** Exercise aim **
Line by line, set down the records exactly as they appear below.

[Stored entries]
- Opening Delimiter -

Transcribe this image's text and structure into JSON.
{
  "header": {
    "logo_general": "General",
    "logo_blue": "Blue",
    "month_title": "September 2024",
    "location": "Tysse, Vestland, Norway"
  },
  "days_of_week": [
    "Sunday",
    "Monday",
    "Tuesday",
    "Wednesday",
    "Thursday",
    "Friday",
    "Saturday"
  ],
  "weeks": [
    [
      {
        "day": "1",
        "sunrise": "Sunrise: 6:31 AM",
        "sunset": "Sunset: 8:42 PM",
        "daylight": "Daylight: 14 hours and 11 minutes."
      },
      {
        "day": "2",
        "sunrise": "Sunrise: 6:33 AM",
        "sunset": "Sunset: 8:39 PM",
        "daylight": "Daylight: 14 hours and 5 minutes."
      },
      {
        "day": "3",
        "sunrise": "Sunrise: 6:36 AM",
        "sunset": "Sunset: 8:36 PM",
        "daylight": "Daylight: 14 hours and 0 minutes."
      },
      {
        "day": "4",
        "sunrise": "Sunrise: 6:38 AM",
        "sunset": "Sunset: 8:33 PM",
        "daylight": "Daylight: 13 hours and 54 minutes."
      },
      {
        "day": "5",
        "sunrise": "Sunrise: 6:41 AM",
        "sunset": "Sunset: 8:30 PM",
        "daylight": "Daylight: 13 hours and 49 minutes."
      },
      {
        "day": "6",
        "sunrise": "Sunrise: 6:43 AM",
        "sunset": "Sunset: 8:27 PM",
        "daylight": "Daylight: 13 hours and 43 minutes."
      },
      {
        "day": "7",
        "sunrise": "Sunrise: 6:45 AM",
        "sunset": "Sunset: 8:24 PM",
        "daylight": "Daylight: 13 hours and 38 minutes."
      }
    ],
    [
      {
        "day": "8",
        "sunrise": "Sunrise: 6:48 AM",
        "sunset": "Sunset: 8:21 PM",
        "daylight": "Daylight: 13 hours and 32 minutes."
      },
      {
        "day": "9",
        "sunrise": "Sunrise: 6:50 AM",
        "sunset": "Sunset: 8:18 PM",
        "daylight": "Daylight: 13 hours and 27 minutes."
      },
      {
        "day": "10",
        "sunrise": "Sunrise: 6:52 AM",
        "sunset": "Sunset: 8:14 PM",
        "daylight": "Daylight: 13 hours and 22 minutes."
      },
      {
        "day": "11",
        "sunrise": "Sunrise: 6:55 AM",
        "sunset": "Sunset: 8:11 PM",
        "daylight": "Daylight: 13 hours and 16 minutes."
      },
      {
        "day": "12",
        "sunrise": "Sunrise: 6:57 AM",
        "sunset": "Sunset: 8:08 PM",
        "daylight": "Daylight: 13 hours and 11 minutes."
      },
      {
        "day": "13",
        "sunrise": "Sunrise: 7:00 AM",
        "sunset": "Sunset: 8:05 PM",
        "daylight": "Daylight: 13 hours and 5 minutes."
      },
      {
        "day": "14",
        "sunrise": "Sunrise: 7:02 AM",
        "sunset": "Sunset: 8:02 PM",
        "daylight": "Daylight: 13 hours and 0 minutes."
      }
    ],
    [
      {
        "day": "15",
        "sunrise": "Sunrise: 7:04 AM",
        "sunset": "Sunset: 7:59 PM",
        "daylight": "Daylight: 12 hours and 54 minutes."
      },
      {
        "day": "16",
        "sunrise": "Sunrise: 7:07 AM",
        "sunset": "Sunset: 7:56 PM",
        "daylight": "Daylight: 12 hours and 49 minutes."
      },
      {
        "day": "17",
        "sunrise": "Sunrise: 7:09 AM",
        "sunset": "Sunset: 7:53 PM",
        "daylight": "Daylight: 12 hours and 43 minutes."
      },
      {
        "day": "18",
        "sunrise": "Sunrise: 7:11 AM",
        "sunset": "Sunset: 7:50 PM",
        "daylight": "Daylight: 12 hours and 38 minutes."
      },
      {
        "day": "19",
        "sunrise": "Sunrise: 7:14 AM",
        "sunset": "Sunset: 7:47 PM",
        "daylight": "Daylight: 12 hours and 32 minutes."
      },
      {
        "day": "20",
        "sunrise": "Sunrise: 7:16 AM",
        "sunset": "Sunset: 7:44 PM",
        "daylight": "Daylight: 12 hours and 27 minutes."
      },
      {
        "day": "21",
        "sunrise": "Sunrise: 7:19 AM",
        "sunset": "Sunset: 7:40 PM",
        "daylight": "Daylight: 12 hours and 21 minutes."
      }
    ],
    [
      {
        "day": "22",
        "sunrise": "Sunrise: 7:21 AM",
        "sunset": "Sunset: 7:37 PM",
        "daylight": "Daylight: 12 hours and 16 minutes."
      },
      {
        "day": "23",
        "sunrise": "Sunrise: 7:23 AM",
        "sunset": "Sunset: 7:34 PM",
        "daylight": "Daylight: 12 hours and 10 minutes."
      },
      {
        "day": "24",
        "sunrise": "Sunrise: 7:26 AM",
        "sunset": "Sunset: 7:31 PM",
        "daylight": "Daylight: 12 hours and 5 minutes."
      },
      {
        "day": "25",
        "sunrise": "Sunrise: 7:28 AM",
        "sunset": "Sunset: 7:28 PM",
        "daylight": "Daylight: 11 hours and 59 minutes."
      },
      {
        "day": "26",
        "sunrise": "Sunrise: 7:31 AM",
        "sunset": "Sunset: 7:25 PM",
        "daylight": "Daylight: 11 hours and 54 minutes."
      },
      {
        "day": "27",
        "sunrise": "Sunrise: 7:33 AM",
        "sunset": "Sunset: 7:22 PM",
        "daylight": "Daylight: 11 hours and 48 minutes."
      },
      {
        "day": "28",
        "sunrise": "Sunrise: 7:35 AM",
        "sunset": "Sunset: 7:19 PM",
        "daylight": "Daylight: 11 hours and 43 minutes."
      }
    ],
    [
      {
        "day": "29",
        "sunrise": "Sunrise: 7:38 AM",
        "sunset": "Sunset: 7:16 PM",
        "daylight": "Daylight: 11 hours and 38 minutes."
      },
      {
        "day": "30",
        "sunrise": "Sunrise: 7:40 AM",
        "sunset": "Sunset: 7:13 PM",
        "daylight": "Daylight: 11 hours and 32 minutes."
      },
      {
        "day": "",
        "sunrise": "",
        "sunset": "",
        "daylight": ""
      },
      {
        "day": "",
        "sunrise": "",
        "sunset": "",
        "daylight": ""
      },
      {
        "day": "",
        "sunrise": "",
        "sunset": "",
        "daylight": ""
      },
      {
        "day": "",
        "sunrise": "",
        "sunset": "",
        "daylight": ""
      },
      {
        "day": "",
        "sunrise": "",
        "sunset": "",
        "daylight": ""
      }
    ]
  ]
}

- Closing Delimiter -

** Response **
Transcribe this image's text and structure into JSON.
{
  "header": {
    "logo_general": "General",
    "logo_blue": "Blue",
    "month_title": "September 2024",
    "location": "Tysse, Vestland, Norway"
  },
  "days_of_week": [
    "Sunday",
    "Monday",
    "Tuesday",
    "Wednesday",
    "Thursday",
    "Friday",
    "Saturday"
  ],
  "weeks": [
    [
      {
        "day": "1",
        "sunrise": "Sunrise: 6:31 AM",
        "sunset": "Sunset: 8:42 PM",
        "daylight": "Daylight: 14 hours and 11 minutes."
      },
      {
        "day": "2",
        "sunrise": "Sunrise: 6:33 AM",
        "sunset": "Sunset: 8:39 PM",
        "daylight": "Daylight: 14 hours and 5 minutes."
      },
      {
        "day": "3",
        "sunrise": "Sunrise: 6:36 AM",
        "sunset": "Sunset: 8:36 PM",
        "daylight": "Daylight: 14 hours and 0 minutes."
      },
      {
        "day": "4",
        "sunrise": "Sunrise: 6:38 AM",
        "sunset": "Sunset: 8:33 PM",
        "daylight": "Daylight: 13 hours and 54 minutes."
      },
      {
        "day": "5",
        "sunrise": "Sunrise: 6:41 AM",
        "sunset": "Sunset: 8:30 PM",
        "daylight": "Daylight: 13 hours and 49 minutes."
      },
      {
        "day": "6",
        "sunrise": "Sunrise: 6:43 AM",
        "sunset": "Sunset: 8:27 PM",
        "daylight": "Daylight: 13 hours and 43 minutes."
      },
      {
        "day": "7",
        "sunrise": "Sunrise: 6:45 AM",
        "sunset": "Sunset: 8:24 PM",
        "daylight": "Daylight: 13 hours and 38 minutes."
      }
    ],
    [
      {
        "day": "8",
        "sunrise": "Sunrise: 6:48 AM",
        "sunset": "Sunset: 8:21 PM",
        "daylight": "Daylight: 13 hours and 32 minutes."
      },
      {
        "day": "9",
        "sunrise": "Sunrise: 6:50 AM",
        "sunset": "Sunset: 8:18 PM",
        "daylight": "Daylight: 13 hours and 27 minutes."
      },
      {
        "day": "10",
        "sunrise": "Sunrise: 6:52 AM",
        "sunset": "Sunset: 8:14 PM",
        "daylight": "Daylight: 13 hours and 22 minutes."
      },
      {
        "day": "11",
        "sunrise": "Sunrise: 6:55 AM",
        "sunset": "Sunset: 8:11 PM",
        "daylight": "Daylight: 13 hours and 16 minutes."
      },
      {
        "day": "12",
        "sunrise": "Sunrise: 6:57 AM",
        "sunset": "Sunset: 8:08 PM",
        "daylight": "Daylight: 13 hours and 11 minutes."
      },
      {
        "day": "13",
        "sunrise": "Sunrise: 7:00 AM",
        "sunset": "Sunset: 8:05 PM",
        "daylight": "Daylight: 13 hours and 5 minutes."
      },
      {
        "day": "14",
        "sunrise": "Sunrise: 7:02 AM",
        "sunset": "Sunset: 8:02 PM",
        "daylight": "Daylight: 13 hours and 0 minutes."
      }
    ],
    [
      {
        "day": "15",
        "sunrise": "Sunrise: 7:04 AM",
        "sunset": "Sunset: 7:59 PM",
        "daylight": "Daylight: 12 hours and 54 minutes."
      },
      {
        "day": "16",
        "sunrise": "Sunrise: 7:07 AM",
        "sunset": "Sunset: 7:56 PM",
        "daylight": "Daylight: 12 hours and 49 minutes."
      },
      {
        "day": "17",
        "sunrise": "Sunrise: 7:09 AM",
        "sunset": "Sunset: 7:53 PM",
        "daylight": "Daylight: 12 hours and 43 minutes."
      },
      {
        "day": "18",
        "sunrise": "Sunrise: 7:11 AM",
        "sunset": "Sunset: 7:50 PM",
        "daylight": "Daylight: 12 hours and 38 minutes."
      },
      {
        "day": "19",
        "sunrise": "Sunrise: 7:14 AM",
        "sunset": "Sunset: 7:47 PM",
        "daylight": "Daylight: 12 hours and 32 minutes."
      },
      {
        "day": "20",
        "sunrise": "Sunrise: 7:16 AM",
        "sunset": "Sunset: 7:44 PM",
        "daylight": "Daylight: 12 hours and 27 minutes."
      },
      {
        "day": "21",
        "sunrise": "Sunrise: 7:19 AM",
        "sunset": "Sunset: 7:40 PM",
        "daylight": "Daylight: 12 hours and 21 minutes."
      }
    ],
    [
      {
        "day": "22",
        "sunrise": "Sunrise: 7:21 AM",
        "sunset": "Sunset: 7:37 PM",
        "daylight": "Daylight: 12 hours and 16 minutes."
      },
      {
        "day": "23",
        "sunrise": "Sunrise: 7:23 AM",
        "sunset": "Sunset: 7:34 PM",
        "daylight": "Daylight: 12 hours and 10 minutes."
      },
      {
        "day": "24",
        "sunrise": "Sunrise: 7:26 AM",
        "sunset": "Sunset: 7:31 PM",
        "daylight": "Daylight: 12 hours and 5 minutes."
      },
      {
        "day": "25",
        "sunrise": "Sunrise: 7:28 AM",
        "sunset": "Sunset: 7:28 PM",
        "daylight": "Daylight: 11 hours and 59 minutes."
      },
      {
        "day": "26",
        "sunrise": "Sunrise: 7:31 AM",
        "sunset": "Sunset: 7:25 PM",
        "daylight": "Daylight: 11 hours and 54 minutes."
      },
      {
        "day": "27",
        "sunrise": "Sunrise: 7:33 AM",
        "sunset": "Sunset: 7:22 PM",
        "daylight": "Daylight: 11 hours and 48 minutes."
      },
      {
        "day": "28",
        "sunrise": "Sunrise: 7:35 AM",
        "sunset": "Sunset: 7:19 PM",
        "daylight": "Daylight: 11 hours and 43 minutes."
      }
    ],
    [
      {
        "day": "29",
        "sunrise": "Sunrise: 7:38 AM",
        "sunset": "Sunset: 7:16 PM",
        "daylight": "Daylight: 11 hours and 38 minutes."
      },
      {
        "day": "30",
        "sunrise": "Sunrise: 7:40 AM",
        "sunset": "Sunset: 7:13 PM",
        "daylight": "Daylight: 11 hours and 32 minutes."
      },
      {
        "day": "",
        "sunrise": "",
        "sunset": "",
        "daylight": ""
      },
      {
        "day": "",
        "sunrise": "",
        "sunset": "",
        "daylight": ""
      },
      {
        "day": "",
        "sunrise": "",
        "sunset": "",
        "daylight": ""
      },
      {
        "day": "",
        "sunrise": "",
        "sunset": "",
        "daylight": ""
      },
      {
        "day": "",
        "sunrise": "",
        "sunset": "",
        "daylight": ""
      }
    ]
  ]
}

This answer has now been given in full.